◆ Instructions to follow ◆
If a line below contains "legend", count it. Report the final total and nothing more.

◆ Records shown ◆
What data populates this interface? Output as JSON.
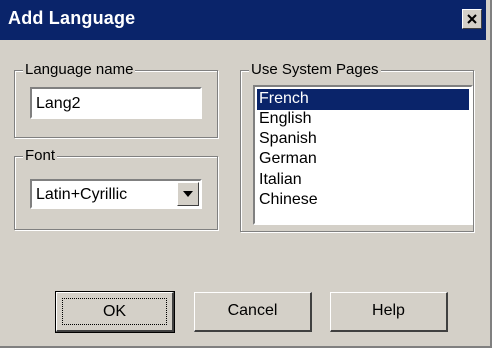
{
  "window": {
    "title": "Add Language",
    "close_icon": "close-x-icon"
  },
  "language_name": {
    "legend": "Language name",
    "value": "Lang2"
  },
  "font": {
    "legend": "Font",
    "selected": "Latin+Cyrillic",
    "dropdown_icon": "chevron-down-icon"
  },
  "system_pages": {
    "legend": "Use System Pages",
    "items": [
      "French",
      "English",
      "Spanish",
      "German",
      "Italian",
      "Chinese"
    ],
    "selected_index": 0
  },
  "buttons": {
    "ok": "OK",
    "cancel": "Cancel",
    "help": "Help"
  },
  "colors": {
    "titlebar": "#0a246a",
    "face": "#d4d0c8",
    "selection": "#0a246a"
  }
}
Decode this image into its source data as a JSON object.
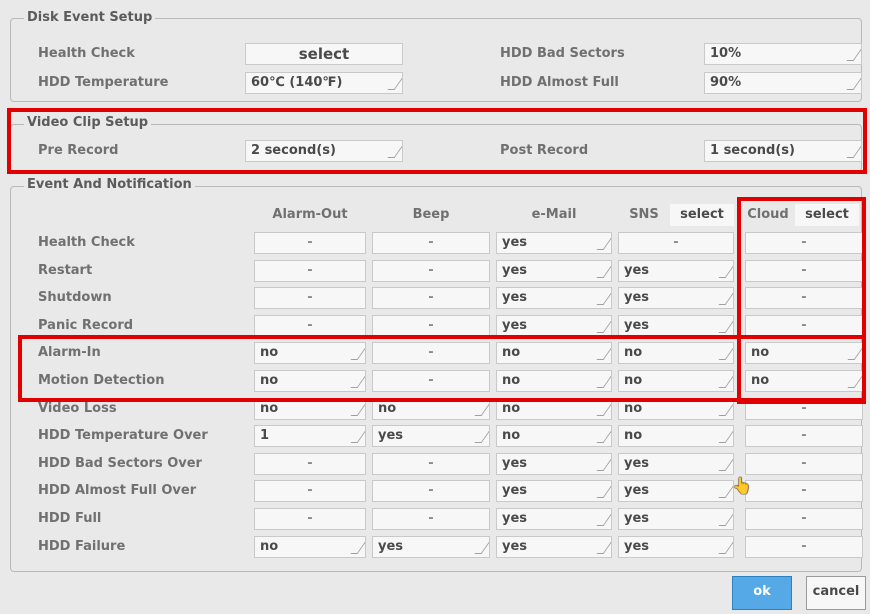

◆ Written response ◆
3